Research

Three tips to steer new car buyers’ path to purchase

Nearly half of U.S. car buyers are on Twitter. Here’s how to reach them.

Car buying looks a lot different these days. Today’s auto consumers have access to all the information they need online: they make lists, compare features, and read reviews. Often they’ve built brand relationships before even visiting a dealership.  

How? Through social media, of course. The majority of new vehicle buyers in the U.S. use social media at least monthly and 90% of those who used it in their decision process feel it influenced their decision.

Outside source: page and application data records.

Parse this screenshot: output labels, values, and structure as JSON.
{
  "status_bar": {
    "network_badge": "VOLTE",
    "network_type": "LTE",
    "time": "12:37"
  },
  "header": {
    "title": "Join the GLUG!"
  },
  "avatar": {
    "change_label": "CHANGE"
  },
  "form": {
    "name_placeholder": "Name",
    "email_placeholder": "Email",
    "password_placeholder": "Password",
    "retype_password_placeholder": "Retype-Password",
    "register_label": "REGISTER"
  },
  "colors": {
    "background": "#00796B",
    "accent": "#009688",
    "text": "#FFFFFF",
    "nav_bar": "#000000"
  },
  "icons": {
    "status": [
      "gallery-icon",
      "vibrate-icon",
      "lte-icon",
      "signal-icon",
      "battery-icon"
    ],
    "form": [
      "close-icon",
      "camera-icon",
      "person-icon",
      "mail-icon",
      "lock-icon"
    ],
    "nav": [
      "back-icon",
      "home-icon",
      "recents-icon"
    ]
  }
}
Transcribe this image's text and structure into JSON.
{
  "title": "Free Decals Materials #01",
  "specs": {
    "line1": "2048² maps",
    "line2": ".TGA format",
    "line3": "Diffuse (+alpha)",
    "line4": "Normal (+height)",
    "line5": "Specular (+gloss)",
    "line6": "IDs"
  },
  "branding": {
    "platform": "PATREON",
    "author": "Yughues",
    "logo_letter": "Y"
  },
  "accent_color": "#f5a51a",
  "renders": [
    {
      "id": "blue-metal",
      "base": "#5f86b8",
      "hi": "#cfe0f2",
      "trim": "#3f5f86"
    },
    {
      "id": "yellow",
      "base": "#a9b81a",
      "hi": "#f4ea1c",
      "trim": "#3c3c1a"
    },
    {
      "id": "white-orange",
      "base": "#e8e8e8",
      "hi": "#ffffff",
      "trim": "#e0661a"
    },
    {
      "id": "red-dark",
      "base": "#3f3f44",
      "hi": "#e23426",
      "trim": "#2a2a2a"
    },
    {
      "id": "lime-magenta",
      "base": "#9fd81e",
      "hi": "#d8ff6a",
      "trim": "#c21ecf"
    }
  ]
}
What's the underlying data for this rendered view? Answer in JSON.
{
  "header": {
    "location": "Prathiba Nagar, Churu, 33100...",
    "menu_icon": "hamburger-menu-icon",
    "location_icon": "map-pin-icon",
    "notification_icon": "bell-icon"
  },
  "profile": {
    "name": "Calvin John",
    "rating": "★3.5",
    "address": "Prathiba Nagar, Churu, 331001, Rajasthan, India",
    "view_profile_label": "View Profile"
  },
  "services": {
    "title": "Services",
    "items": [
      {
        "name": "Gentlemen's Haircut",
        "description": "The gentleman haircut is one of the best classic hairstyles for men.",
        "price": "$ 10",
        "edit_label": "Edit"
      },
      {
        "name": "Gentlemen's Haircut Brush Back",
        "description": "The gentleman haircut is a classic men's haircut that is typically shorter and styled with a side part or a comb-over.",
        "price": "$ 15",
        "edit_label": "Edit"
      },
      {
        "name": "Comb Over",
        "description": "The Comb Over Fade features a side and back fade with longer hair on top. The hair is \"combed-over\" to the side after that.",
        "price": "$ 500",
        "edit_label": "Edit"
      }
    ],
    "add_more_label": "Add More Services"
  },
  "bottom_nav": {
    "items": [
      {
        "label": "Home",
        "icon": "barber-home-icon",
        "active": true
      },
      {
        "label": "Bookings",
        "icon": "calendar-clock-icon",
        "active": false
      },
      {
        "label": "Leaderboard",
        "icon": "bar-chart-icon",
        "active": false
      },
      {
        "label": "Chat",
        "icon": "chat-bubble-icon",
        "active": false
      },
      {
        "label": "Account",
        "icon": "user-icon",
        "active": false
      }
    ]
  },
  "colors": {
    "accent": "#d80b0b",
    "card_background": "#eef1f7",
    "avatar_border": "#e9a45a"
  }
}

And Twitter plays a large role. According to a Nielsen study commissioned by Twitter, one in four new vehicle purchasers in the U.S. used Twitter as an input to their vehicle purchase decision1 and a third of these buyers say the platform helped them make their final decision1. Clearly, Twitter is a vital resource for today’s informed car buyer. But what would it take to put one of these valuable Twitter buyers in a car today? Our research on the auto consumer path-to-purchase can help you steer buyers in the right direction.

One in four new vehicle purchasers in the U.S. used Twitter as an input to their vehicle purchase decision."

Twitter Vehicle Path-to-Purchase, commissioned Nielsen, 2016

1 Insight: Twitter is a major resource for vehicle buyers who are making a purchase decision.

Forty percent of car buyers on Twitter say the platform boosted their awareness of different vehicles1. Among high-income buyers, more than half say this1, and one-third used Twitter in their purchase decision1

Top tip: Make sure you come up in search.

Search is the number one way automotive buyers on Twitter2 use the platform, so make sure you’re following Twitter best practices like Tweeting regularly with engaging content, answering questions, and participating in discussions. Of those who searched on Twitter while car shopping, nearly three quarters (72%) were looking for information and content from brands, and nearly half were looking for content from other consumers or publications.1 So make sure they can find you.

These busy, digitally connected people move through the purchase journey faster (in just under five months) than those who aren’t on Twitter (over seven months)1. This means you have less time to make an impact when users are moving so fast.

2 Insight:  Your Twitter followers will likely be your future customers.

People on Twitter are 79% more likely to buy a vehicle in the next four years1 — and when they do, they spend 40% more on their vehicles.1  It’s also worth noting that among new vehicle buyers with high incomes, 68% follow the brand they ultimately chose to buy.1

Top tip: Get on the short list.

Our research shows that car buyers typically make a list of brands and vehicles and narrow it down, but won’t add new brands once they’ve started shopping.1

To ensure you make the shortlist, share video content that highlights demonstrates features, tours interiors, and explains how safe a vehicle is, as these are Twitter shoppers’ most requested video content.1

3 Insight:  Vehicle buyers on Twitter move quickly.

These busy, digitally connected people move through the purchase journey faster (in just under five months) than those who aren’t on Twitter (over seven months)1. This means you have less time to make an impact when users are moving so fast.

These busy, digitally connected people move through the purchase journey faster (in just under five months) than those who aren’t on Twitter (over seven months)."

Vehicle Path-to-Purchase, Nielsen, Commissioned by Twitter, 2016

Top tip: Build brand awareness at every step.

Considering that nearly half of car buyers will defect to a different brand from their current vehicle3, it’s critical to build awareness. One way to do that is with promoted video, which has been found to be more relevant and less intrusive than traditional pre-roll.4

Showcase positive reviews from other buyers and develop content that shows off interiors, safety and design features, both inside and out.1

Rebecca Rosengard () and DJ Capobianco () also contributed to this article.

Footnotes:
1 Twitter Vehicle Path-to-Purchase, commissioned Nielsen, 2016
2 Twitter Vertical Profile, Twitter & Millward Brown Digital, 2014
3 Initial Quality Study, J.D. Power, 2016
4 Beyond Completion Rates, IPG Media Lab, 2016